* AIM OF THE TASK
Of the entries below, copy only those lines that contain the word "button".

[Opening DATA section]

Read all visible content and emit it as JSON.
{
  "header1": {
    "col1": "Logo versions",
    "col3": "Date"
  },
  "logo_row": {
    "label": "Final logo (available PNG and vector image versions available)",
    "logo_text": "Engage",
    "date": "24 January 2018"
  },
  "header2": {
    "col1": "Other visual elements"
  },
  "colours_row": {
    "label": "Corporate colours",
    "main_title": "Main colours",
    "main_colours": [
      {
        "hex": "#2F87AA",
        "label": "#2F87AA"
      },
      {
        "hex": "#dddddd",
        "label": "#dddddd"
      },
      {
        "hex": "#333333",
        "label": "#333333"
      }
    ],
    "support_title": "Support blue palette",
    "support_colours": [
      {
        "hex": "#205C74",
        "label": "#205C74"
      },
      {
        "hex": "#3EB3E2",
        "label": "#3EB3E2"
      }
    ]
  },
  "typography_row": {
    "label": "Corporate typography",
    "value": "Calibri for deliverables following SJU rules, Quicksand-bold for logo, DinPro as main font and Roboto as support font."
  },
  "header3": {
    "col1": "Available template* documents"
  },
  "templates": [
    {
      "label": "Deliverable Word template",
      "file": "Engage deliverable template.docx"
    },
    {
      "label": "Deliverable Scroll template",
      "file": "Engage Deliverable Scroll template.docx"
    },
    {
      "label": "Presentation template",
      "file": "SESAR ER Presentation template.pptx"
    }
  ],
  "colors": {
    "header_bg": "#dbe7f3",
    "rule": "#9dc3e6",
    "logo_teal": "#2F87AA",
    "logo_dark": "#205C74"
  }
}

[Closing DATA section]
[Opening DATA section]

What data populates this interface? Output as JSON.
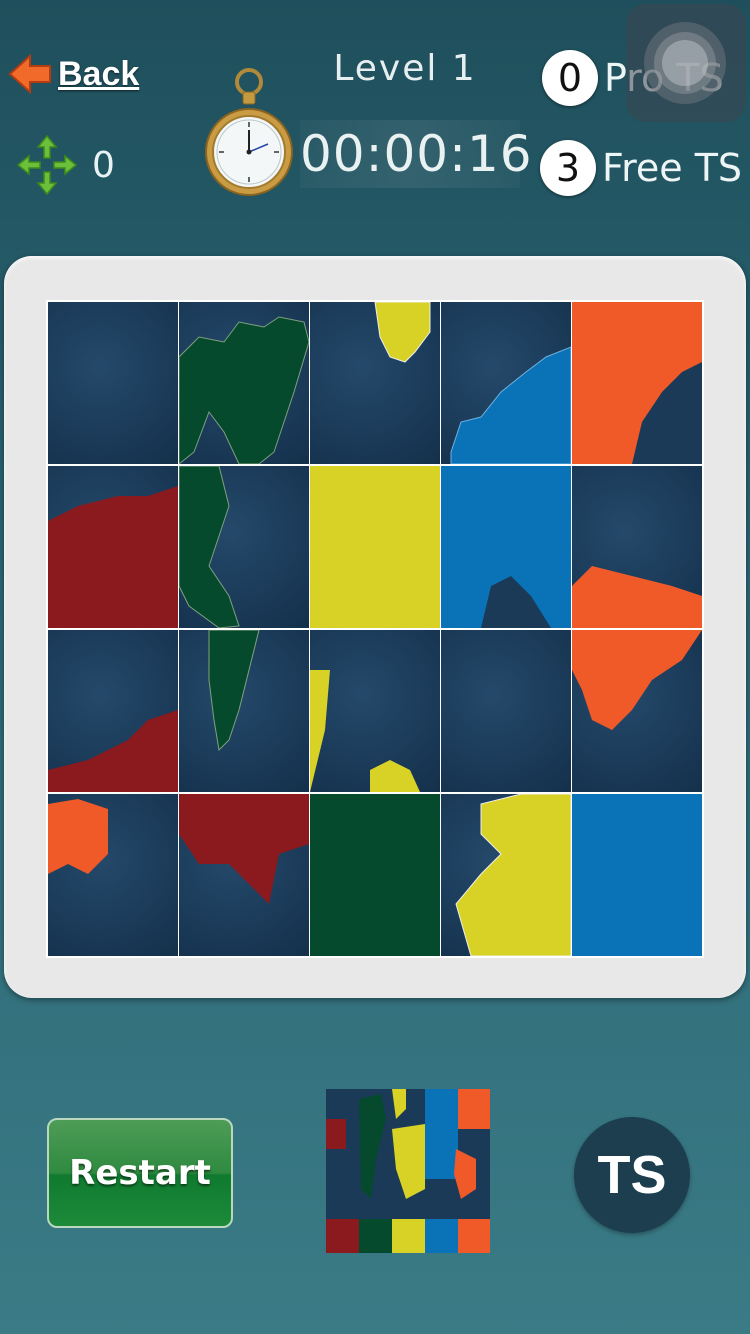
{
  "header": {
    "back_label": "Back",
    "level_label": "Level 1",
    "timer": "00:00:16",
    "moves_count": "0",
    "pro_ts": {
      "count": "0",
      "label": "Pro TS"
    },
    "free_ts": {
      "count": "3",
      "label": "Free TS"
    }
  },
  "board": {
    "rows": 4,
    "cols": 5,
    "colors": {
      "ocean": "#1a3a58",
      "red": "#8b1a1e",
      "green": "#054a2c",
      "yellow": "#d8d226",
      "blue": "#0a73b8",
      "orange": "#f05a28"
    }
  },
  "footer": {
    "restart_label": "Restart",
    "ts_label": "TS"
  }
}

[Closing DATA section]
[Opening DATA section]

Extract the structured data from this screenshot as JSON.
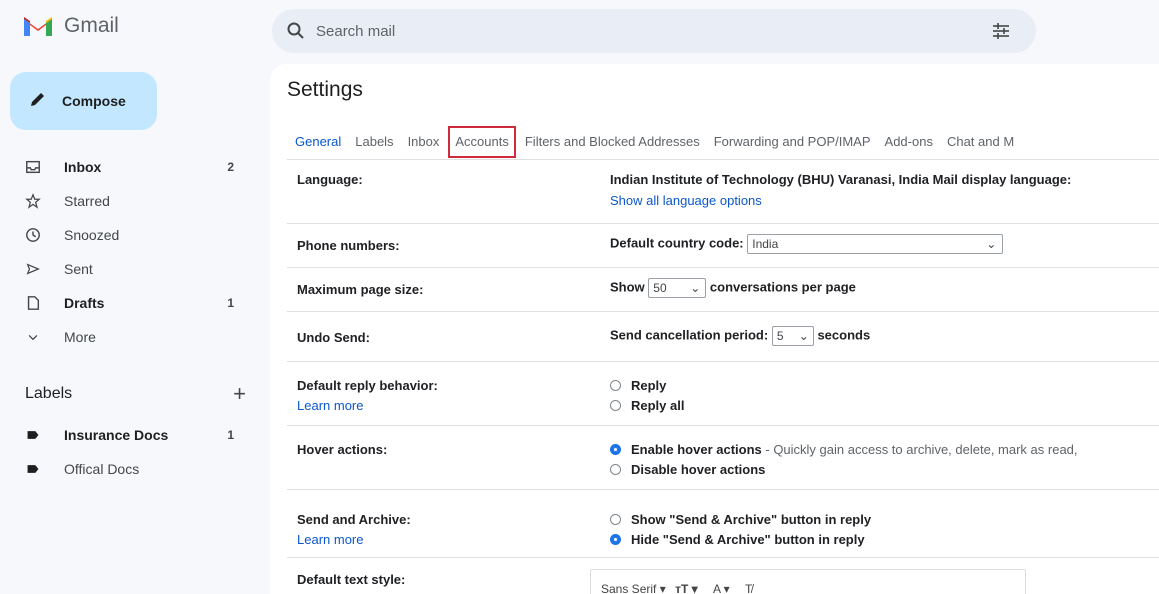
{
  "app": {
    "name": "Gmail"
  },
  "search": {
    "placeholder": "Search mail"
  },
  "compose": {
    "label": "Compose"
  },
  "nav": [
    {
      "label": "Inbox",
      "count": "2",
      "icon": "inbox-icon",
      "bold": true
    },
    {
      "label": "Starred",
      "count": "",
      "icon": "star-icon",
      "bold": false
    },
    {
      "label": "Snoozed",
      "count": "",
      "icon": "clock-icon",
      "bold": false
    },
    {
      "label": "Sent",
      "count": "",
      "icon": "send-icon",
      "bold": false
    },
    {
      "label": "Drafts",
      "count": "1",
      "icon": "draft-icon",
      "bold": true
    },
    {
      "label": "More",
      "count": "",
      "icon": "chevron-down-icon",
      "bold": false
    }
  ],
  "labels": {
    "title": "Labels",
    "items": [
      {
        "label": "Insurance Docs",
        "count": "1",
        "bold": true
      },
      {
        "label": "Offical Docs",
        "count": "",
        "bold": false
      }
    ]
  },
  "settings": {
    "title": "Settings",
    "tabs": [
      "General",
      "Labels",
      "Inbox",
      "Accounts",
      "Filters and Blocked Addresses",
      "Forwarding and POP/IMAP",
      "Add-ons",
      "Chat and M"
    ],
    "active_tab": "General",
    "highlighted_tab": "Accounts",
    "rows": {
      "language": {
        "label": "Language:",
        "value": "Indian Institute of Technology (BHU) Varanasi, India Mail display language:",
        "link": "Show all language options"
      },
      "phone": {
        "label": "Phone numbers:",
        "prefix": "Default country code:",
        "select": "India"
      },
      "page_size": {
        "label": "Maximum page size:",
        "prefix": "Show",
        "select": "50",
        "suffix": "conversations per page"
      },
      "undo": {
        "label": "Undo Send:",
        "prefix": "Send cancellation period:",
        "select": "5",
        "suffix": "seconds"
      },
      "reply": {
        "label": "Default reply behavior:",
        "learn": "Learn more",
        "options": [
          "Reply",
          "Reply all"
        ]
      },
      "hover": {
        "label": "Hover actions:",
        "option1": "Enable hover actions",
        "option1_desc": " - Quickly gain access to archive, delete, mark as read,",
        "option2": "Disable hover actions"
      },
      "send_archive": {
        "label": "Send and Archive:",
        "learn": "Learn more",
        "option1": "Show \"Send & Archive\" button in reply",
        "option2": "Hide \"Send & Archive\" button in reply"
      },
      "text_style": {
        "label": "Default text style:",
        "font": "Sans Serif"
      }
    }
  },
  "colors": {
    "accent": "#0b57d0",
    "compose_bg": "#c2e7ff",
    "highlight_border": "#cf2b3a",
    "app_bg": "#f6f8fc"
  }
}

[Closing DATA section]

* REPLY
        "option1": "Show \"Send & Archive\" button in reply",
        "option2": "Hide \"Send & Archive\" button in reply"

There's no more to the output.